With the release of Naama Issachar thought to be imminent, Israeli officials have asked her family to refrain from giving interviews or making any protest against her imprisonment in Russia, which could adversely affect her case.
Russian President Vladimir Putin is expected to arrive in Yerushalayim for a Holocast conference on Thursday, and it is hoped he will announce a pardon for the Israeli-American who was jailed for 7.5 year on possession of an illegal substance, according to Channel 12 on Sunday.
However, Issachar “would not likely be on the plane with Putin,” the report said.
Putin is scheduled for a one-day visit and will hold private meetings with Prime Minister Binyamin Netanyahu and President Reuven Rivlin.
Issachar’s mother Yaffa has publicly accused the Russians of a travesty of justice and has threatened to physically disrupt Putin’s visit with Rivlin to protest her daughter’s treatment, though she has since said she will not make such a scene.
On Friday, Netanyahu said: “I spoke yesterday with President Putin about Naama [Issachar]. I felt that he showed a real willingness to find a solution,” adding that he was “much more optimistic.”
“I can’t give details, but we will continue to do all we can to bring Naama home, and until then will continue to support her and her family,” he said.
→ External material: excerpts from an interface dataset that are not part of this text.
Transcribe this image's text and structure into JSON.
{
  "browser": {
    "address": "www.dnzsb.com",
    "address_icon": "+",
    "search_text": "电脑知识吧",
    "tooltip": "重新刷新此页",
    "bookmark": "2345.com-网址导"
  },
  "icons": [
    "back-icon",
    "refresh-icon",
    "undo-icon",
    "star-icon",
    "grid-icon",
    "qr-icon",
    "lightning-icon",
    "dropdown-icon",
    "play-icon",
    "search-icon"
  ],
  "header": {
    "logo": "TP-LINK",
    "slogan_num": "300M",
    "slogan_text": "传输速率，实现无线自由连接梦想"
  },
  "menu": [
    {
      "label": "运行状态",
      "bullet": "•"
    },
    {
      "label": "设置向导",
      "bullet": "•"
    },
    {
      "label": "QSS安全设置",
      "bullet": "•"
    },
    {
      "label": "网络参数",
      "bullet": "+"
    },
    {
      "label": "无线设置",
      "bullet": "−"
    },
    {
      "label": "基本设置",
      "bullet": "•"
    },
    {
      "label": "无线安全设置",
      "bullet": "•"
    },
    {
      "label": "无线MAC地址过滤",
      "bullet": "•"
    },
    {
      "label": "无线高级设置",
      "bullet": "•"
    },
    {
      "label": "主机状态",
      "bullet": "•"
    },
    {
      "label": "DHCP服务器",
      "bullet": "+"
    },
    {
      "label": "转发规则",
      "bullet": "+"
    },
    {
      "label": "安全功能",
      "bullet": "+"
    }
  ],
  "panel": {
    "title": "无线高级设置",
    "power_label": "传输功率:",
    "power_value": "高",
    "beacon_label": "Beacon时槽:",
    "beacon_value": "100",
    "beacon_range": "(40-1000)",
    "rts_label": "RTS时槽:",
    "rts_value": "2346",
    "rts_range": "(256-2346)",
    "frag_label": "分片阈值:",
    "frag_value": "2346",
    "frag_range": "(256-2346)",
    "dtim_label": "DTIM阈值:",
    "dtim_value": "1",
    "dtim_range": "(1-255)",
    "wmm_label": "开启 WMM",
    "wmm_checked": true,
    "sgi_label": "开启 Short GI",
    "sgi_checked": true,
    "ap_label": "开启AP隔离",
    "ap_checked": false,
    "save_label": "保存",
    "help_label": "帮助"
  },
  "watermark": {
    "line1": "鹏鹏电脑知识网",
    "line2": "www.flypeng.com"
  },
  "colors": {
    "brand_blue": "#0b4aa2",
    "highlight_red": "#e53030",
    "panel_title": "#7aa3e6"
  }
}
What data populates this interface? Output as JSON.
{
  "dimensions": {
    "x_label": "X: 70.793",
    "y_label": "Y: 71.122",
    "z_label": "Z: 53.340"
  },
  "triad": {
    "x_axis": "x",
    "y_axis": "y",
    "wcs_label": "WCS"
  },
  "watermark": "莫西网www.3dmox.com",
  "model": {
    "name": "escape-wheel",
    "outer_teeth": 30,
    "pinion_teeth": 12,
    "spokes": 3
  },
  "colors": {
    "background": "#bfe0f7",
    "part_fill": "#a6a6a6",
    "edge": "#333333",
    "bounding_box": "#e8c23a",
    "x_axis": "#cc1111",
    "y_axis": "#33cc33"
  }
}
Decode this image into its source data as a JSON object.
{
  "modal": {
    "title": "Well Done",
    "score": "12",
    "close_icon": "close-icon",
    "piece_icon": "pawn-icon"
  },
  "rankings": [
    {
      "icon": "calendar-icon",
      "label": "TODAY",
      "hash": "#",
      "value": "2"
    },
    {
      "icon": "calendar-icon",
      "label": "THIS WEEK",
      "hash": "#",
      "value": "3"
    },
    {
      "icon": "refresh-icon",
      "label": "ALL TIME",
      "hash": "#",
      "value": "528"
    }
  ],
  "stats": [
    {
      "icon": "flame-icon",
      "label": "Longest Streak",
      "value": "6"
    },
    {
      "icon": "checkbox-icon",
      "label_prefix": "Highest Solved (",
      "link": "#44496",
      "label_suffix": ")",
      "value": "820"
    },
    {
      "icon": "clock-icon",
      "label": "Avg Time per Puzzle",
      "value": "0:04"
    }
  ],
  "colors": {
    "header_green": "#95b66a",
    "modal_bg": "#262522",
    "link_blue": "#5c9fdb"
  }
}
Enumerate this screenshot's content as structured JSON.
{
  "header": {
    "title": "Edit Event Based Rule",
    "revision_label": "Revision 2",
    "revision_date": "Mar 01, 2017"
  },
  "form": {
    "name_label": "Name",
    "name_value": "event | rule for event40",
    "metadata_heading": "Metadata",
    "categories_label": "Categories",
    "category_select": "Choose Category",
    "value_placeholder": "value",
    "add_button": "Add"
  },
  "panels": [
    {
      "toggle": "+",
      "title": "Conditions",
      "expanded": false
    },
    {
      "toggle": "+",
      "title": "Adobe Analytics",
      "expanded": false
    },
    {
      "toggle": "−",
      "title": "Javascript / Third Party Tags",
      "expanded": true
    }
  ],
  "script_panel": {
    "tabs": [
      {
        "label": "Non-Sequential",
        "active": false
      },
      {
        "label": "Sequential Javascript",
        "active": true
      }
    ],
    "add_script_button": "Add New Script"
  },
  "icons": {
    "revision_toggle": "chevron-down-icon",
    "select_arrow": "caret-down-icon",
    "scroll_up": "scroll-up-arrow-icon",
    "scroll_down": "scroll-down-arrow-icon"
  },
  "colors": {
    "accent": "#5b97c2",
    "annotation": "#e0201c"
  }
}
According to Channel 12, there is a quid pro quo involved. In exchange for the pardon, Israel has been asked to give some “backing” for the Russian narrative about the causes of World War II, which has lately been the subject of an acrimonious debate with Poland, and it could be that Netanyahu will say something about it in his speech at the Holocaust conference to appease Putin.
A senior Israeli official said that “what Israel would provide would not her hurt [Issachar], but is important to Putin,” according to the report.
Meanwhile, Israeli officials were keeping the pressure on. Social Equality Minister Gila Gamliel (Likud) flew to Moscow on Wednesday for meetings with Russian Deputy Foreign Minister Sergei Ivanov and Putin’s Middle East adviser, Mikhail Bogdanov.
“I met with my friend the Russian deputy foreign minister, and asked him to recommend to President Putin pardoning Naama Issachar for humanitarian reasons,” Gamliel wrote in an online statement afterwards.
“The correct way to return Naama is by way of a request for a good humanitarian gesture as part of our deep friendship with Russia,” Gamliel wrote.